This seems like a place where anybody can find a pocket that suits them. The diversity of people make it easy to communicate and find your way around. The food, shopping and nightlife are definitely the highlights of the city but there are also many cultural and historical areas.
The thing I found most shocking was the French/European influence, this is partially because of my lack of knowledge about the city’s history, but it is incredibly apparent on all the major streets. The main boulevards are lined with trees and beaux-arts buildings while parks had cafes and cute cast iron benches and lamp posts. Yet if you look beyond the main drag, and meander down the alleys they are filled with noodle houses, hanging laundry and tons of little Asian shops, that I have no idea what they do! So its a nice contrast for foreigners, to have a familiar starting point and then work your way deeper into the Chinese culture.

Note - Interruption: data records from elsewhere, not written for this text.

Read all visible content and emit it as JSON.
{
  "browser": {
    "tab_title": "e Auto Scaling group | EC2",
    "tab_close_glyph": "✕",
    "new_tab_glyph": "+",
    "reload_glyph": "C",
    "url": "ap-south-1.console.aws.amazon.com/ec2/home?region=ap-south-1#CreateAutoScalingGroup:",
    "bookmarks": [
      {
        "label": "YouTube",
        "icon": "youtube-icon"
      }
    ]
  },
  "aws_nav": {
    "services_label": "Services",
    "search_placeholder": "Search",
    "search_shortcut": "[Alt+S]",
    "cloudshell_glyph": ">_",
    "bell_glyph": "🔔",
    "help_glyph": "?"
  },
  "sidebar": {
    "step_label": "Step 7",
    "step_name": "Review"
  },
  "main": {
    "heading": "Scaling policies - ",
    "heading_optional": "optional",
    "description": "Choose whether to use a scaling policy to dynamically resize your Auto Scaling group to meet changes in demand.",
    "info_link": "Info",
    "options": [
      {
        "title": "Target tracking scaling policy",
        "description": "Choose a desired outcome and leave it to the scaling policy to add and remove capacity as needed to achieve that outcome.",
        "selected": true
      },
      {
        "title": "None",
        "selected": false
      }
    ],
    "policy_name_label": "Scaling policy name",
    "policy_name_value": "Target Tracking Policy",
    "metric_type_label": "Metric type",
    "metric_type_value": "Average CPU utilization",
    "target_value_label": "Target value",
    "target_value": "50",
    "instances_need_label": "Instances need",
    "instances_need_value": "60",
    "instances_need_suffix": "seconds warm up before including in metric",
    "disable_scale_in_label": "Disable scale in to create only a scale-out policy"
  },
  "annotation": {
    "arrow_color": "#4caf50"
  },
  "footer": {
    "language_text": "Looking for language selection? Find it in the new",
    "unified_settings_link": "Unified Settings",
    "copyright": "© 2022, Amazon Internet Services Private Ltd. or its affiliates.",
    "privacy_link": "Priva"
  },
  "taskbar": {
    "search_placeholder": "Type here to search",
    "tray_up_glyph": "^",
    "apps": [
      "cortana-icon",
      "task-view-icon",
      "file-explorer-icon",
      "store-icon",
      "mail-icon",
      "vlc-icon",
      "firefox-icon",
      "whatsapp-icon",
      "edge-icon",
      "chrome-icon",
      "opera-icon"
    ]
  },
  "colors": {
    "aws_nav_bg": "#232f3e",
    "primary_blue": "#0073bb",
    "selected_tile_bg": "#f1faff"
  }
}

 I loved the street food here, on every corner there are food carts. Usually consisting of a guy with a wok or BBQ. For a buck I usually got a noodle bowl with some bean sprouts and veggies. I even found an eggroll!! I was beginning to think it was an American invention, and sort of still do since I didn’t realize it was anything like an eggroll until I bit into it. It looked more like a burrito and it was fried in a pan and had no plum sauce, but it was still delicious and massive!
There is tons of shopping here and I went a little wild… a fun street was Donghai, that had old antique stuff like communist propoganda posters and Mao pins; I was hoping for a Chinese finger trap but no luck here! Mostly dirty metal collectibles and souvenirs, but I finally got my haggling on! Its pretty fun after you understand that they like bargaining, and when they don’t speak any English you have to throw prices back and forth on a calculator.
I also visited some gardens and the old town, which is touristy new buildings in traditional Chinese style, but very pretty. Also I had to check out Pudong, the new financial district, with some of China’s tallest buildings.
All of which are tall shiny skyscrapers that look like they popped up overnight in any part of the world. I liked one part of it that had a raised walking roundabout and the waterfront promenade where I took a quick snooze!

* On a side note as to why there are no pictures for this part of my trip is that my camera messed up and wont acknowledge the photos. But thanks to a Peruvian guy I met at the hostel, I was able to recover them and will upload them when I have a safe computer to use.

So thumbs up for Shanghai! I could have stayed longer but after going over budget once again, its a good thing I am leaving… off to Hangzhou, where the Chinese go for a getaway!